Despite not receiving any formal education, the poet learned Arabic, Persian, and Philosophy from Mulla Abdussamad. After Sheikh Ibrahim Zauq’s death, who was the counsellor for the then-emperor Bahadur Shah Zafar, Ghalib was appointed as his mentor.
He was, however, a fascinating person. He didn’t just write beautiful poetry in Urdu and Persian, he was also interested in playing chess and dice, and was notorious enough to violate the norms and get imprisoned as a punishment for the same. He was also known for his love for mangoes.
Ghalib ki Haveli
(If your devotion has strength, then make the Mosque tremble. Otherwise, have a couple of pints, and watch the Mosque shake)

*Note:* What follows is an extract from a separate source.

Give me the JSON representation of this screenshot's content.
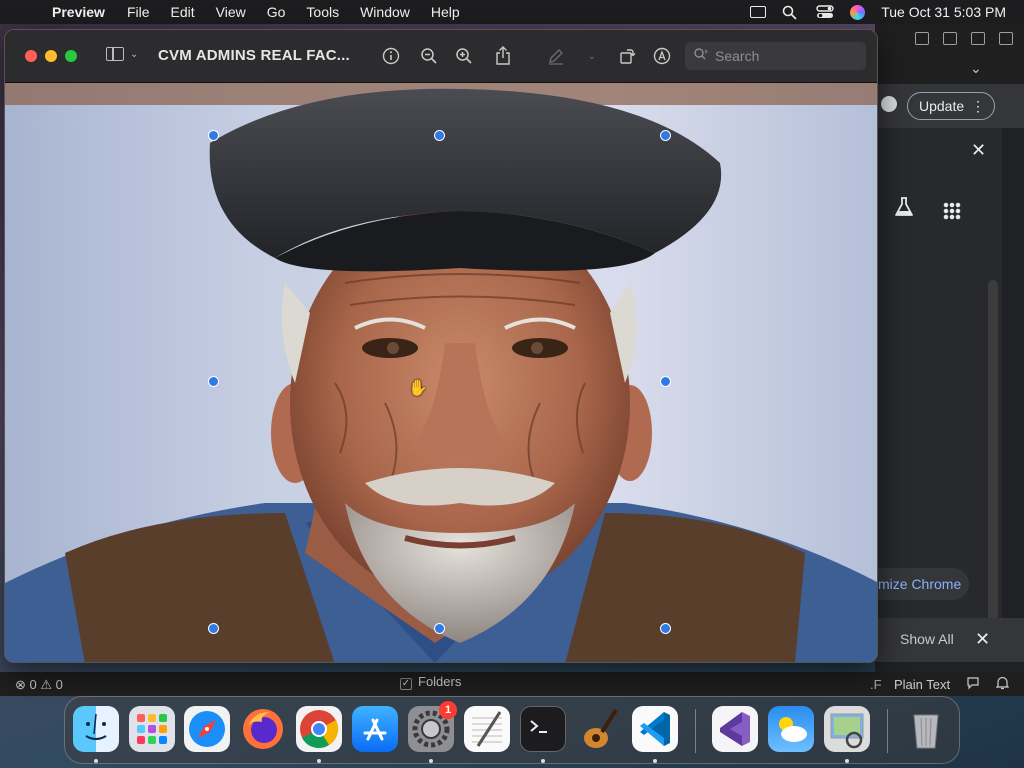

Even though Ghalib has an expensive lifestyle, he certainly did not mind staying in rented accommodation. He, however, made sure he never moved out of Ballimaran of Chandani Chowk. Towards the end of his life, he lived in Ghalib ki Haveli. The house belonged to a hakim (a physician), who presented it to Ghalib since he was a big fan of his poetry.
Declared as a heritage site, a 300-year-old structure is now a museum under the Archeological Society of India (ASI). The museum gives a glimpse into the poet’s life and work. It also includes an ivory bust donated by Gulzar, books, couplets, letters, clothes, photographs, and a life-size replica of the poet enjoying a hookah.
Built-in the Mughal style, the last house where Ghalib lived is located in Gali Qasim Jaan at Ballimaran in Old Delhi’s Chandni Chowk. The haveli, now surrounded by small shops, is a reminiscence of the Mughal era. Located near Chawri Bazar Metro Station and Delhi Junction Railway Station, the house is said to be occupied by many small shops until 1999, after which the government acquired and renovated it.
(I know the truth about paradise, but you will agree, Ghalib, if this fable provides cold comfort, then the thought’s not bad.)
Started composing at the age of 11, Ghalib is known to use his wit and reason in his gazals. This influenced his writing techniques and made him one of the very few gazal-composers to write the way he did. Before Ghalib, ghazals were an expression of anguished love, but he used mysteries of life, philosophy, among others as the subject of his compositions. Written by Sarfaraz K Niazi, Love Sonnets of Ghalib, was one of the first complete translation of Ghalib’s ghazal.
Ghalib in popular culture
The TV series, ‘Mirza Ghalib,’ which was aired on Doordarshan in 1988, and reportedly one of the longest-running theatre shows, ‘Ghalib in New Delhi’ are some of the most significant works of art that have been based on Ghalib.